This piece of furniture was given to me by a friend (the best kind of furniture to get IMO). When I received it I had no idea what I wanted to do but after a few minutes on Pinterest, I found an inspiration picture! I primed the whole thing with Zinsser 123 and sprayed it with a beige/light tan color I got from the oops section for one whole dollar. I also used this paint color on this kitchen table too. Great find for me but unfortunately can’t link the specific paint color. Once it was completely painted I used my kitchen sponge technique to apply a topcoat all over the whole thing. Just like I did in this post about painting without any brush strokes! Check it out! Now that the majority of the changing table/dresser is done it is time for the fun part…Staining the un-stainable!
The Product To Stain The Unstainable
I used this technique just on the drawer fronts. I am going to use this same technique or very similar on another project and I am excited about that. It’ll have more contrast and I will be sure and come back and add in those pictures so be sure and sign up for my newsletter for when that happens. I promise I won’t spam you!
Sooo drawer fronts. I primed them along with the rest of the piece because it was just so dark. Plus, I wanting to go lighter and needed a good base for the paint and stuff to grab onto. After the drawers were primed I painted on a product called “Retique It Liquid Wood“. This stuff is what makes staining the un-stainable possible. It is a gem and a must-have in your furniture refinishing pocket! So, It’s basically a liquid wood that you paint on and allows you to be able to stain. It is so cool and really does work!
Various Wood Color Options
The company has various “wood” colors to choose from which are; light, dark, gray, golden pine, and bleached. I chose light so that I had a variety of options. I can stain it dark, keep it on the lighter end, or anywhere in between.
Technique To Stain The Unstainable
So what you do with this product is just paint it on; just like you would paint. It is very thin so you need more than one coat to get full coverage. A little goes a long way so even though you need multiple coats you aren’t burning through product either. Hopefully, after the second coat, you have great coverage. Now you can stop here and stain if you would like to but I highly suggest purchasing a graining tool and taking the extra step. I mean the wood grain is the best part about staining…right?!

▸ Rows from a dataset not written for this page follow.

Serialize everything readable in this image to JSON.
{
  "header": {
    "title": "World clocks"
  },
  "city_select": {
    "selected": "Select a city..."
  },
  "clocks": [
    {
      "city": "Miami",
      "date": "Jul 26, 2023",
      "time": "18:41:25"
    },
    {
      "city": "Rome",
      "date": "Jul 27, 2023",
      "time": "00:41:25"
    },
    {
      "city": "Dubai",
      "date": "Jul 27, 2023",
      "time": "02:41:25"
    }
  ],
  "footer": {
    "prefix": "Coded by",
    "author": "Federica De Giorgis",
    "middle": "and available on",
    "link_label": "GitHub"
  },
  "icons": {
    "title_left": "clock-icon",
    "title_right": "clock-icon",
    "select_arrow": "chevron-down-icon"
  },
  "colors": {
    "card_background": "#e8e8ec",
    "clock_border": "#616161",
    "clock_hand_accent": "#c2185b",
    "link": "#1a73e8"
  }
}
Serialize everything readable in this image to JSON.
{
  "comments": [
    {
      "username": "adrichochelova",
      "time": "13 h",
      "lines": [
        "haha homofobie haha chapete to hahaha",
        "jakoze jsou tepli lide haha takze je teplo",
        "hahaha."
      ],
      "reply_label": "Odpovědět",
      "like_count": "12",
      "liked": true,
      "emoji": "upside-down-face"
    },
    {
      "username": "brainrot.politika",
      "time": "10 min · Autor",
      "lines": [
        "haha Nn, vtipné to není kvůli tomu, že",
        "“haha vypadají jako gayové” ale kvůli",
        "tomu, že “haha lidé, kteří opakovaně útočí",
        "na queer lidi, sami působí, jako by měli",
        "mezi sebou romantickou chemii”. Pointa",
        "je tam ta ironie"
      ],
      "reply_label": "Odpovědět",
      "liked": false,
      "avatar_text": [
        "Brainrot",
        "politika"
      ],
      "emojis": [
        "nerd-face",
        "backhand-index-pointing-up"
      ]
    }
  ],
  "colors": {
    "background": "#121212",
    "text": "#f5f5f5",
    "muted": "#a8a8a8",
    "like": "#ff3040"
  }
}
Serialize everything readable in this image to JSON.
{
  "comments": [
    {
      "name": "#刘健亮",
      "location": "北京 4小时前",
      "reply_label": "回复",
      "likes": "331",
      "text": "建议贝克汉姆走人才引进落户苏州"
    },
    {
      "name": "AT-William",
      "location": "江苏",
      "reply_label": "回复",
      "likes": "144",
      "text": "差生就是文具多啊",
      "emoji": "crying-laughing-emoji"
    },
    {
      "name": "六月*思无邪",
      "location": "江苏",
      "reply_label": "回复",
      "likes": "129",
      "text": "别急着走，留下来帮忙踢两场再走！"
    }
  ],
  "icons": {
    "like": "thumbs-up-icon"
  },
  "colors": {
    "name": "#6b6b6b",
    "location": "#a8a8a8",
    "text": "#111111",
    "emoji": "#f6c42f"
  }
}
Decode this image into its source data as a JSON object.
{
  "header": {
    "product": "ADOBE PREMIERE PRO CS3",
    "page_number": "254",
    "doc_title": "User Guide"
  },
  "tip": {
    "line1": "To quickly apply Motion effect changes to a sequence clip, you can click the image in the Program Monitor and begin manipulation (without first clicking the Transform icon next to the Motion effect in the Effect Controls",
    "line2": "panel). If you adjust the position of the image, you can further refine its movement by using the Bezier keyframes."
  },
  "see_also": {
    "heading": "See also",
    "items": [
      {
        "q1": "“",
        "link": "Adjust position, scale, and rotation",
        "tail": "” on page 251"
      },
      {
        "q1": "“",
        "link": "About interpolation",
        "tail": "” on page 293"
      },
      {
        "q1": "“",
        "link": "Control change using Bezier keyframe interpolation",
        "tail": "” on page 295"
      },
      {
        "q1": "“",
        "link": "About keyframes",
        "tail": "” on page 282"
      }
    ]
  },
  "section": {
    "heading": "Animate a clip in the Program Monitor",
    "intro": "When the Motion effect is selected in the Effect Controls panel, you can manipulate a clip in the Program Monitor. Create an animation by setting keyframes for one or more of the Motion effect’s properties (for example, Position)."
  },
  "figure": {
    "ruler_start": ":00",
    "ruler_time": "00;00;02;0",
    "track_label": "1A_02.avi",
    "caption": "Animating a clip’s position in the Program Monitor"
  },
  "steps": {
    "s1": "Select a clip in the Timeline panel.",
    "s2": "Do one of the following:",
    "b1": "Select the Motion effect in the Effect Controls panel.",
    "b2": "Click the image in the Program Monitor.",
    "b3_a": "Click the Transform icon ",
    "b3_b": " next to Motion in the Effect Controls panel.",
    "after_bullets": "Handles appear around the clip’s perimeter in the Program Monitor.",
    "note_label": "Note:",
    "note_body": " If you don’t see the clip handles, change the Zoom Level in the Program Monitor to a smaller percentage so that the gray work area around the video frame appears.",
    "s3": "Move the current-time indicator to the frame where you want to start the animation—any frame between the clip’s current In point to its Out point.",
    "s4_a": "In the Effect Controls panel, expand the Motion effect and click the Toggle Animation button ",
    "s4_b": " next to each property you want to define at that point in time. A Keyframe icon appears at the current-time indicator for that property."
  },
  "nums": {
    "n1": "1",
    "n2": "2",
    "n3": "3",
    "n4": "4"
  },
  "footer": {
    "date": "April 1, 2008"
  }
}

I used two full coats of Retique It and on the third coat used the graining tool. Just paint on the liquid wood so that it goes in the same direction you want your wood grain to be in a section at a time. I wanted the grain to run length-wise across the front so I painted on my third coat from left to right. Each section will be determined by how wide your graining tool is. Once you have your liquid wood painted on now you use your graining tool.

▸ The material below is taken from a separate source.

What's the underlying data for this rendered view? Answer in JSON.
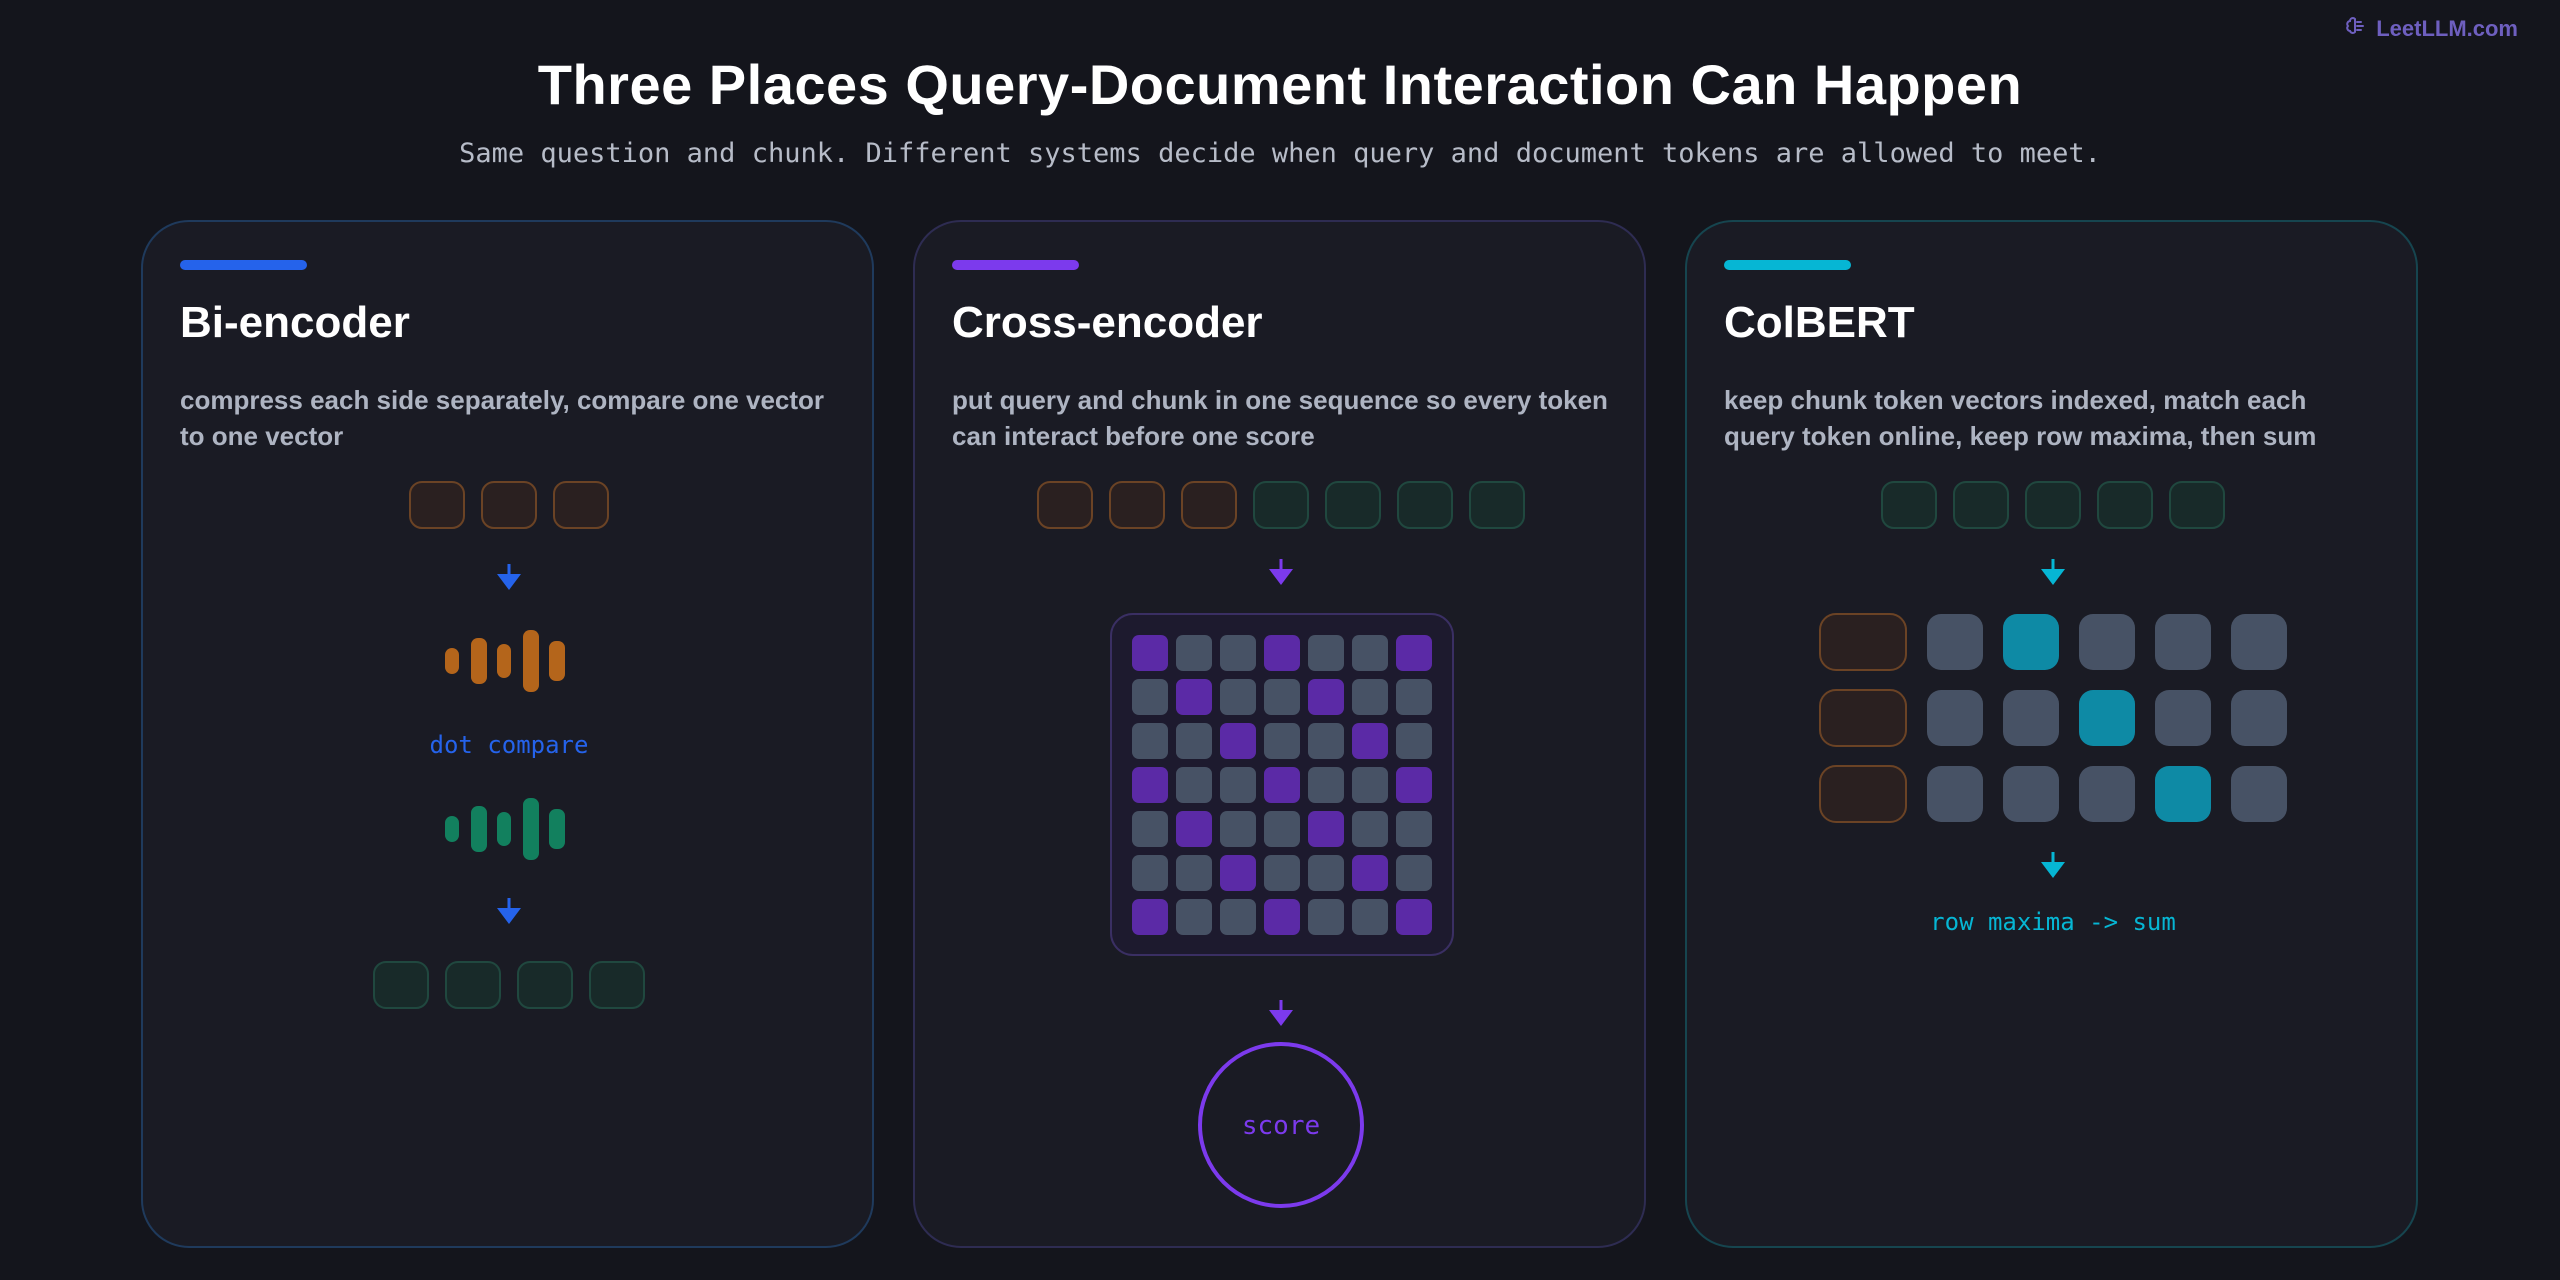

In one single motion starting on one end and not lifting it till the other end. You pull it across the wet layer of liquid wood and slowly rocking it back and forth to create the faux wood grain. If you would like to see a short video showing how I did this then click here. This might take a couple of passes to get the hang of it. If you hate the way it looks try again. If you need a third try be sure and add more liquid wood on and try again. After each full swipe, wipe the graining tool with a paper towel to remove the excess product it removed. Does not have to be perfectly clean just looking to get most of it off. Continue these steps until you have wood-grained everything you want to stain.
Time To Stain Your Once Unstainable Piece
How easy is all of this?! Who knew such a thing existed and why does hardly anyone talks about it. Once you’ve done your faux wood graining and it has fully dried, it is now time to stain. This process is all just like real wood. I like using a foam brush and painting on the stain and letting it sit for a bit soaking in all the color. Then I use some kind of rag to wipe off the excess. Click here to watch a video! For this project, I used a white stain to lighten it up a tad bit. You may add a second coat if needed too! After the stain has dried properly I highly recommend adding on a clear top coat.
I did a painted geometric thing on this project. I did a single top coat of poly before I taped and painted. So if you are looking to do a similar idea then I suggest doing a layer of poly in between just so the tape doesn’t accidentally pull all your work off because it would be really hard to touch up! If you would like to see a quick video of the entire process then head to my Instagram. In my story highlights under “furniture,” you will find the video!
You DID It!
Check it out! You literally are able to stain the unstainable! So freakin cool! Now, how many times am I now going to use this….my guess is probably a lot! Whether it be a paintable wood and stain exactly like this one or use the graining tool and do a paint on paint wood grain. Decisions Decisions! If you have used this technique I would love to see it! Shoot me an email from my contact me page or find me on Facebook and post a picture or tag me in it on Instagram! I would love to see it!